Two injured as tower scaffold collapses
A facilities and construction management company, and its director, were fined following the partial collapse of a six-metre scaffold tower, which left two men seriously injured. One suffered broken ribs, tendon damage and suffered from depression and short-term memory loss ever since. The other suffered three broken vertebrae and has been diagnosed with post-traumatic stress disorder.
An investigation by the Health & Safety Executive found that the tower was not suitable for the type of work (demolition) being undertaken. It was not erected by a person trained and competent to do so, had been erected to height above the manufacturer’s recommendation and was loaded with a weight greater than the safe working load stated by the manufacturer.
Invictus Facilities and Construction Management of Pontprennau, Cardiff pleaded guilty to breaching sections of The Health & Safety at Work Act, 1974, and was fined £106,000 plus costs of £8,501. Company director Simon Paul Wright pleaded guilty and was sentenced to 150 hours of community service.

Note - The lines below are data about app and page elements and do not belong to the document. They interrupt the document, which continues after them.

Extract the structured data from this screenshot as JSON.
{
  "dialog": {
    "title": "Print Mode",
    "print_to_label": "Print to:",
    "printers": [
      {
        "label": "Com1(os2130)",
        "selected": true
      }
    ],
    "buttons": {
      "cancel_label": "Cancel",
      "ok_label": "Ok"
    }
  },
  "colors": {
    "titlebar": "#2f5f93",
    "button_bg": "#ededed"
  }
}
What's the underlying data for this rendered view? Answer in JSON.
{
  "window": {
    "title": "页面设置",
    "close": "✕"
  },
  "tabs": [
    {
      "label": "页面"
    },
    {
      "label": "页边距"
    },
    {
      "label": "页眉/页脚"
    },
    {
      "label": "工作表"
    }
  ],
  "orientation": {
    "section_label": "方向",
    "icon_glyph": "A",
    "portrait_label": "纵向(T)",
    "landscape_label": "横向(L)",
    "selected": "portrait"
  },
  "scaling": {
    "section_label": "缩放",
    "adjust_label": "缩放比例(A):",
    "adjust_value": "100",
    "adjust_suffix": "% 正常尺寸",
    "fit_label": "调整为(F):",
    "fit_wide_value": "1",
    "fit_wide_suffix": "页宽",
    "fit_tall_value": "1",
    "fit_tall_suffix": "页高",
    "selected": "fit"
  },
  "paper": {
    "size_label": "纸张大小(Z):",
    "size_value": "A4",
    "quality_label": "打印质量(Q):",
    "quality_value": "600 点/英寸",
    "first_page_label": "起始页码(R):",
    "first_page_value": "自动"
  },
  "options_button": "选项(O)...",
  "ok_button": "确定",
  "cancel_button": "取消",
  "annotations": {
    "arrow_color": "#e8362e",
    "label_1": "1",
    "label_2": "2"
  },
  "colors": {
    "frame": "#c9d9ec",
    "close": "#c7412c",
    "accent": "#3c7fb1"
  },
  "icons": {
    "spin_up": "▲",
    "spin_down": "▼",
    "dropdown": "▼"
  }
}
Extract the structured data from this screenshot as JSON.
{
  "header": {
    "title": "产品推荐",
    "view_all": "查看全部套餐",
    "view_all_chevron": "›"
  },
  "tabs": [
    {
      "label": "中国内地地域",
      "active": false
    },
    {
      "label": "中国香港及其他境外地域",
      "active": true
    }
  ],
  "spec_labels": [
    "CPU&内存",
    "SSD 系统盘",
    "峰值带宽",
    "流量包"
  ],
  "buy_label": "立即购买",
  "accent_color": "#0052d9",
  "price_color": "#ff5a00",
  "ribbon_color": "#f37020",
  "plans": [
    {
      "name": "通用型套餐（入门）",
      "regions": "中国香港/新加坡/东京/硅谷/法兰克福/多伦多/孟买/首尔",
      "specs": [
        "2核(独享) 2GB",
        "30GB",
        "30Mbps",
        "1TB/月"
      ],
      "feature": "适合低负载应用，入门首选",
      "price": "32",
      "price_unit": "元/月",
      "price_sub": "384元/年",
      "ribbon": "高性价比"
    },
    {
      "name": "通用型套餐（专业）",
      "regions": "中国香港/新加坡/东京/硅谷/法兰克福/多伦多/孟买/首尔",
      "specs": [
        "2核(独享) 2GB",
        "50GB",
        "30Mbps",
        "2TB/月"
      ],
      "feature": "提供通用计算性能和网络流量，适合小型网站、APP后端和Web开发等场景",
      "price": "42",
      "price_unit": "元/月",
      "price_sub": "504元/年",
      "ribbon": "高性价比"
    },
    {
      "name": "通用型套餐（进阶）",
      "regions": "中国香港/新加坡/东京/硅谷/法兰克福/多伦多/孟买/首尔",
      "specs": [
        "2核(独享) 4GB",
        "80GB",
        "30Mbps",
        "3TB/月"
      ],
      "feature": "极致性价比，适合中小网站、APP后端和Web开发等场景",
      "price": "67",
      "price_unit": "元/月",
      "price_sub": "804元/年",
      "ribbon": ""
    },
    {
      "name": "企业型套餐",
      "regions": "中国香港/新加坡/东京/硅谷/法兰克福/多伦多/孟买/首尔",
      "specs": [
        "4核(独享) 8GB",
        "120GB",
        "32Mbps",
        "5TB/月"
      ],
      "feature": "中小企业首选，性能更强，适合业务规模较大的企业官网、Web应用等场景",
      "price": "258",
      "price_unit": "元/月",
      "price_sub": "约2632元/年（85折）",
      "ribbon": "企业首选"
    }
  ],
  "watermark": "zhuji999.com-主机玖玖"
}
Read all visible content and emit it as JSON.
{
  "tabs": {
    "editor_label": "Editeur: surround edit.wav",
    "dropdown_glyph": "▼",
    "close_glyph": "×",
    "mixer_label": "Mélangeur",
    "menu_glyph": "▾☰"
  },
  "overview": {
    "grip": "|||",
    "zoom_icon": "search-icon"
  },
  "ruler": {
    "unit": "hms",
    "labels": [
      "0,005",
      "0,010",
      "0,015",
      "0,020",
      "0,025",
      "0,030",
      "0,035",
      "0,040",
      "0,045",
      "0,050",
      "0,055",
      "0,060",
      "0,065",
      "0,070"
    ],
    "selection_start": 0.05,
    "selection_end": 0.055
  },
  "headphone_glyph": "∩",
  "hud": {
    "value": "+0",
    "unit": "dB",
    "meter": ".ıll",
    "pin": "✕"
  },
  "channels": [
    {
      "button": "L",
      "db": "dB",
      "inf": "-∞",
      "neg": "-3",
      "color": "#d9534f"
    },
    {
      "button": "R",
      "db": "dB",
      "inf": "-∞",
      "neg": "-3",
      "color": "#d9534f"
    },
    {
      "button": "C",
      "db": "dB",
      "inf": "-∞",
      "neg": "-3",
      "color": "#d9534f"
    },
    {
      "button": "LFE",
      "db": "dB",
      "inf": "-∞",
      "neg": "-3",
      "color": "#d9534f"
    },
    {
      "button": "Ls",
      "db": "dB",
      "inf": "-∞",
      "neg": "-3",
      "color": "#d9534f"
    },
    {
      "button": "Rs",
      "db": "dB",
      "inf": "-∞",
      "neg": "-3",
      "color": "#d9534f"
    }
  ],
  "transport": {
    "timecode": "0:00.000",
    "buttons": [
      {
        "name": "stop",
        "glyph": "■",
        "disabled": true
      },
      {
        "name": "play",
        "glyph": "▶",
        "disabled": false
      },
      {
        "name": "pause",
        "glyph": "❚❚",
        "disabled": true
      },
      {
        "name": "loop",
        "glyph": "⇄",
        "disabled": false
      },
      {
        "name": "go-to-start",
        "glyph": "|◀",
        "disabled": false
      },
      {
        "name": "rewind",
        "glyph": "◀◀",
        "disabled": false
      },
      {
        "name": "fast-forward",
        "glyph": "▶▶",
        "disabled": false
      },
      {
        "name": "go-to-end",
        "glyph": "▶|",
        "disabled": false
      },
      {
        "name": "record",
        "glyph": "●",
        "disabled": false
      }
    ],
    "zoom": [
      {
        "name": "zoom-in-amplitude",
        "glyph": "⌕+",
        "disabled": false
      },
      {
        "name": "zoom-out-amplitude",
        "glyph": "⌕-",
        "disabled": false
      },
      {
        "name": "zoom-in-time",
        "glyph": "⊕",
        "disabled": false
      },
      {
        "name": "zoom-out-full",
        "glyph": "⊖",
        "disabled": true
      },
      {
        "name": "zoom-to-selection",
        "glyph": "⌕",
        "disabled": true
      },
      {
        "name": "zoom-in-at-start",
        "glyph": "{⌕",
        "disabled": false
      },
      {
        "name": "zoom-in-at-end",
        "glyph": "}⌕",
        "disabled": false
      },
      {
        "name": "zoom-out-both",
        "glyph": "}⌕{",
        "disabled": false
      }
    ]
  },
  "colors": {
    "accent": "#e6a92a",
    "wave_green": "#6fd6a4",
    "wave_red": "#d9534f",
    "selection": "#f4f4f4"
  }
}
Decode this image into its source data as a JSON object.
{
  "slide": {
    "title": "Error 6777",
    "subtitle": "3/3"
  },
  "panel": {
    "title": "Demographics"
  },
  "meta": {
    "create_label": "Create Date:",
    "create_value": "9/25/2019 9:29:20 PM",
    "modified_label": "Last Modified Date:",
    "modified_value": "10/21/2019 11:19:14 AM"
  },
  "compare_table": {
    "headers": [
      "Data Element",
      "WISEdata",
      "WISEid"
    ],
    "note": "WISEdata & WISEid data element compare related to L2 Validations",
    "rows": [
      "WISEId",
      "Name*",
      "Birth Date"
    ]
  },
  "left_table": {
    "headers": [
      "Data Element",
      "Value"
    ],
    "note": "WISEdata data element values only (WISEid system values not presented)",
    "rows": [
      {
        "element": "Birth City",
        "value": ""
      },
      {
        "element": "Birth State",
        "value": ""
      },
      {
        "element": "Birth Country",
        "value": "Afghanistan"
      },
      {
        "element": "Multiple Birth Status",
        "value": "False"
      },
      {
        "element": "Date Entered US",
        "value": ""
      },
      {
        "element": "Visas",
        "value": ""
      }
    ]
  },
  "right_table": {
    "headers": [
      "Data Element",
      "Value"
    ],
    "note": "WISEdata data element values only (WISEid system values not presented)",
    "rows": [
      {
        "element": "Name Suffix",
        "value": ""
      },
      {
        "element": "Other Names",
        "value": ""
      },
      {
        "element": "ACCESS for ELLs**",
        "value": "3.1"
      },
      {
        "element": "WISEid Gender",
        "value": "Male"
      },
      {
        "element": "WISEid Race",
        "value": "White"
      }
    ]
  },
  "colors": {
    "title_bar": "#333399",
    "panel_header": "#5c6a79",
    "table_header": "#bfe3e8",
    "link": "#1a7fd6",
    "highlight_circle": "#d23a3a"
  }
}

PASMA chairman Roger Verallo said: “This story highlights the devastating physical and mental effects that falling from a tower scaffold can have on people. That’s why it’s so vital that managers are trained to plan and supervise such work and know how to select a suitable tower for each job. In addition, towers must only ever be assembled and dismantled by properly trained workers who know how to ensure it’s safe, stable and structurally secure at each stage. In this case, simply following the manufacturer’s instruction manual would have prevented the tower being erected to an unsafe height and exceeding its safe working load. This prosecution is an example of the financial and personal consequences rightfully imposed on companies and their directors when they fail to meet their responsibilities.”